But Johnny. . .oh Johnny: “Amazing.”
The documentary also is quite helpful in providing a first-hand account of how Steadman physically sets about creating his work. This is fascinating stuff as well. It could arguably be the main event. What blossoms out of a simple splattering of black paint is likely to leave the mind reeling. During this creative process the intimacy of the home video is actually beneficial. We always feel like we want to get closer to the artist and his canvas, and here we do.
Watching the soft-spoken Steadman go to work feels somewhat like a privilege, but elsewhere the production feels amateurish. The documentary doesn’t assume it’s audience has read Fear and Loathing in Las Vegas, which seems a little counterintuitive since this documentary is all but catered to the fandom thereof. (Well, it’s not. It’s catered to the artwork. But the gonzo journalism-obsessives are likely to comprise the majority of the audience. This is a safe assumption, no?)
Outside of seeing the artist at work, there is not a great deal of payoff. Audiences paying to see this movie ought to have a decent background already on the Thompson-Steadman dynamic, but the Pauls make the mistake of assuming those in attendance haven’t yet accessed these beyond-ridiculous pages, this depraved adventure spewed forth from the collective minds of two men hell-bent on doing drugs and living the ‘American dream,’ as it were. There’s too much exposition and back-tracking, on top of a very awkward use of Depp. There’s a sense that we should all be paying more attention to this Hollywood celebrity more than the subject itself at times.
The film features additional interviews with the likes of Terry Gilliam (Monty Python and the Holy Grail), Richard E. Grant (Dracula), and Jann Wenner (Jerry Maguire) but their talking time is limited to unforgettable segments.
For No Good Reason means well, and it required a lot of effort and time to create. Apparently 15 years in the making, the final result unfortunately stoops to treating its audience as if it has deteriorated to the level of dumb beasts. Unless we have been casually sipping on gin and ingesting ether on a somewhat regular basis, there’s simply not enough here to justify a 90-minute production.

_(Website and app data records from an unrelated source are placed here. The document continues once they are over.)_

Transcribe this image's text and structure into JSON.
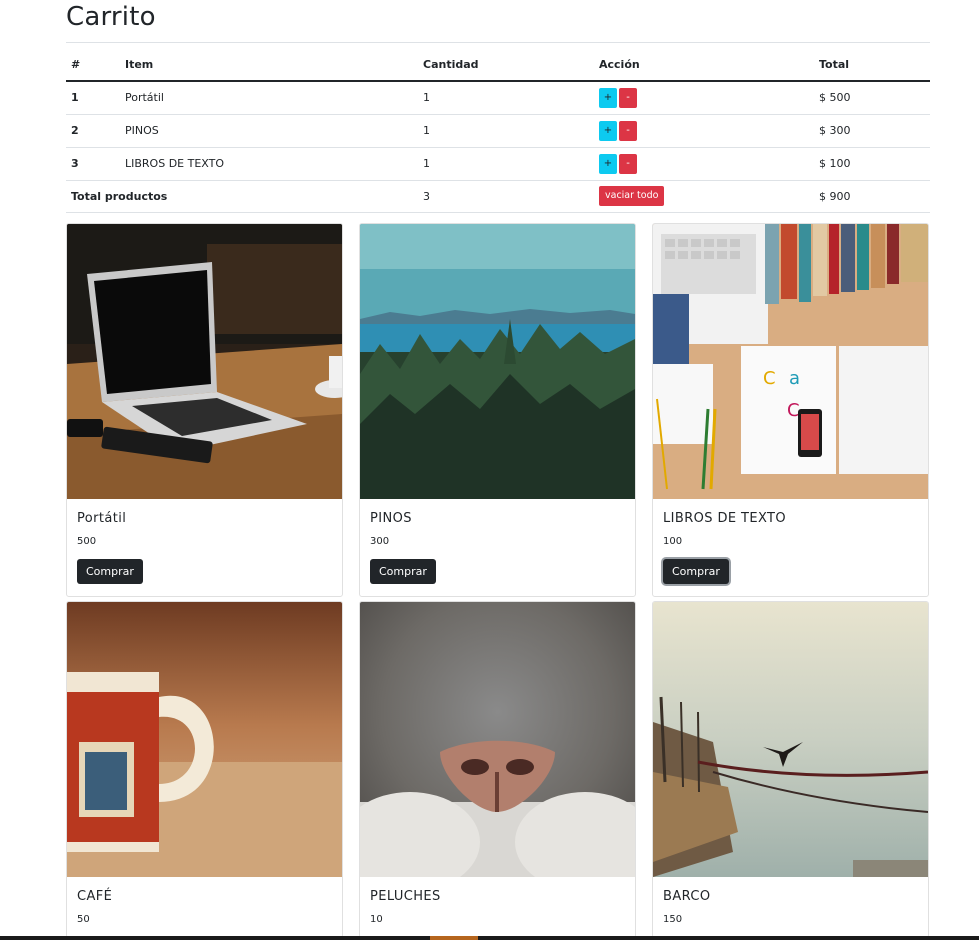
{
  "page": {
    "title": "Carrito"
  },
  "cart": {
    "headers": {
      "num": "#",
      "item": "Item",
      "qty": "Cantidad",
      "action": "Acción",
      "total": "Total"
    },
    "rows": [
      {
        "num": "1",
        "item": "Portátil",
        "qty": "1",
        "plus": "+",
        "minus": "-",
        "total": "$ 500"
      },
      {
        "num": "2",
        "item": "PINOS",
        "qty": "1",
        "plus": "+",
        "minus": "-",
        "total": "$ 300"
      },
      {
        "num": "3",
        "item": "LIBROS DE TEXTO",
        "qty": "1",
        "plus": "+",
        "minus": "-",
        "total": "$ 100"
      }
    ],
    "footer": {
      "label": "Total productos",
      "qty": "3",
      "empty_label": "vaciar todo",
      "total": "$ 900"
    }
  },
  "products": [
    {
      "title": "Portátil",
      "price": "500",
      "button": "Comprar"
    },
    {
      "title": "PINOS",
      "price": "300",
      "button": "Comprar"
    },
    {
      "title": "LIBROS DE TEXTO",
      "price": "100",
      "button": "Comprar"
    },
    {
      "title": "CAFÉ",
      "price": "50"
    },
    {
      "title": "PELUCHES",
      "price": "10"
    },
    {
      "title": "BARCO",
      "price": "150"
    }
  ],
  "colors": {
    "info": "#0dcaf0",
    "danger": "#dc3545",
    "dark": "#212529"
  }
}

Recommendation: Although fans of Hunter S. Thompson, gonzo journalism, and Steadman’s unique art will undoubtedly find something to appreciate about the small window into the man’s life, this rather insignificant documentary ultimately comes off as slapdash, underserving both its subject and target audience by providing redundant information and failing to make proper use of Steadman’s utterly fascinating imagination. There are a few artistic flourishes throughout, but even these feel cheap and tacked-on. Somewhere out there lurks a better version of this film, and the faithful should stay vigilant for whatever that may be.
Running Time: 89 mins.
Quoted: “It’s what we’re thinking in the back of our heads, but aren’t capable of getting it out.”
All content originally published and the reproduction elsewhere without expressed written consent of the blog owner is prohibited.